Things are a little different with fresh meat, which is regulated by the US Department of Agriculture. There, "natural" is defined as meaning the meat contains no artificial ingredients and is minimally processed. But even here, some artificial additives are allowed (such as chicken flavored with a salt broth). And meat from animals raised on antibiotics or hormones can still be called "natural."
Consumer groups have often complained that the lack of a clear definition means that lots of odd things get misleadingly labeled "all-natural" or "100% natural" even when they include chemical ingredients. The Center for Science in the Public Interest has a long list of oddities over the years, including a Hunt's "100% Natural" tomato sauce that contained citric acid or a Minute Maid "All-Natural" cranberry cocktail that contained high-fructose corn syrup.
That group called for stricter definitions and regulations on the practice, arguing that the label misleads consumers. But even that's not as easy as it sounds. A more precise definition would still be fairly misleading — in part because the word "natural" isn't a very helpful way to think about food.
Our food system isn't "natural" to begin with
At the heart of the whole labeling controversy is the widespread belief that "anything natural is good, and anything unnatural is bad," as Cambridge geneticist Ottoline Leyser put it.
In a 2014 essay in PLOS Biology, Leyser argued that it's time to kill this mistaken idea once and for all. Basically everything in modern agriculture is unnatural. "The cereal crops we eat bear little resemblance to their naturally selected ancestors, and the environments in which we grow them are equally highly manipulated and engineered by us," she writes. "We have, over the last 10,000 years, bred out of our main food plants all kinds of survival strategies that natural selection put in. "
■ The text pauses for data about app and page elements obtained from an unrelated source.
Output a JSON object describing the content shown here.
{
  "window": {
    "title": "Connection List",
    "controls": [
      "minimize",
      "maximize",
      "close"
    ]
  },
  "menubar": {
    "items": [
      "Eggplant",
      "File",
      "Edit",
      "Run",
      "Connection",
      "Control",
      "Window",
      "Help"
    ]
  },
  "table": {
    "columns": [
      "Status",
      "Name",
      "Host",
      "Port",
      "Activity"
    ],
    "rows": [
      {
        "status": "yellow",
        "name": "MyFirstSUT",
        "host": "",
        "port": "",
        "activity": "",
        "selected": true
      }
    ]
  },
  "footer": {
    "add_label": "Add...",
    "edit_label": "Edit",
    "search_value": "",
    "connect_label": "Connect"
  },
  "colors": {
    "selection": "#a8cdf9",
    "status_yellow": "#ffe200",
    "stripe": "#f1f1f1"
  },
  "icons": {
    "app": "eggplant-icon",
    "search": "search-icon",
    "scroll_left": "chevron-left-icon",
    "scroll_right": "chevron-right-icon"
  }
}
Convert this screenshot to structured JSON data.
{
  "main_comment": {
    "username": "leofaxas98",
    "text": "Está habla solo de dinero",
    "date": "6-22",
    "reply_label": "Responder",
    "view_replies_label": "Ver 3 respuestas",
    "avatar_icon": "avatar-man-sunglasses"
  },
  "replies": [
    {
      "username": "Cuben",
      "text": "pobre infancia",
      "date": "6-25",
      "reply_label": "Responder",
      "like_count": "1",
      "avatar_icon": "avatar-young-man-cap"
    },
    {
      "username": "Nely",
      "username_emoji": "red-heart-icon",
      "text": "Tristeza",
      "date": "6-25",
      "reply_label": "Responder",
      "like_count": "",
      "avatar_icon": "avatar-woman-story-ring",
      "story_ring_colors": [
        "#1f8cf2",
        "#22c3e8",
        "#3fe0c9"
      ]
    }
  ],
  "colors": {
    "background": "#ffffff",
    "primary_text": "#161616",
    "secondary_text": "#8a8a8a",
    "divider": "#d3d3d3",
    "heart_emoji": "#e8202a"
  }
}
There's more along these lines. "Agriculture is the invention of humans," she adds. "It is the deliberate manipulation of plants (and animals) and the environment in which they grow to provide food for us. The imperative is not that we should stop interfering with nature, but that we should interfere in the best way possible to provide a reliable, sustainable, equitable supply of nutritious food."
In her essay, Leyser is making a specific point about genetically modified foods — she argues that the line between crops whose genes have been altered through conventional breeding and crops whose genes have been altered through more modern techniques isn't as significant as many people make it out to be. Yes, there are all sorts of issues and debates around GM foods, but the fact that it's somehow "unnatural" doesn't tell us all that much.
That point could be applied more broadly. There are plenty of real issues and questions around food. Can we produce enough food to feed a growing population without ravaging our environment? Are we using too many antibiotics in our farms and accelerating the spread of antibiotic-resistant bacteria? Should we eat healthier? Is our food system safe?
But labeling foods "natural" or "unnatural" sheds basically no light on any of these questions. It's a goofy marketing term that says nothing.
Further reading: Here's what 9,000 years of breeding has done to corn, peaches, and other crops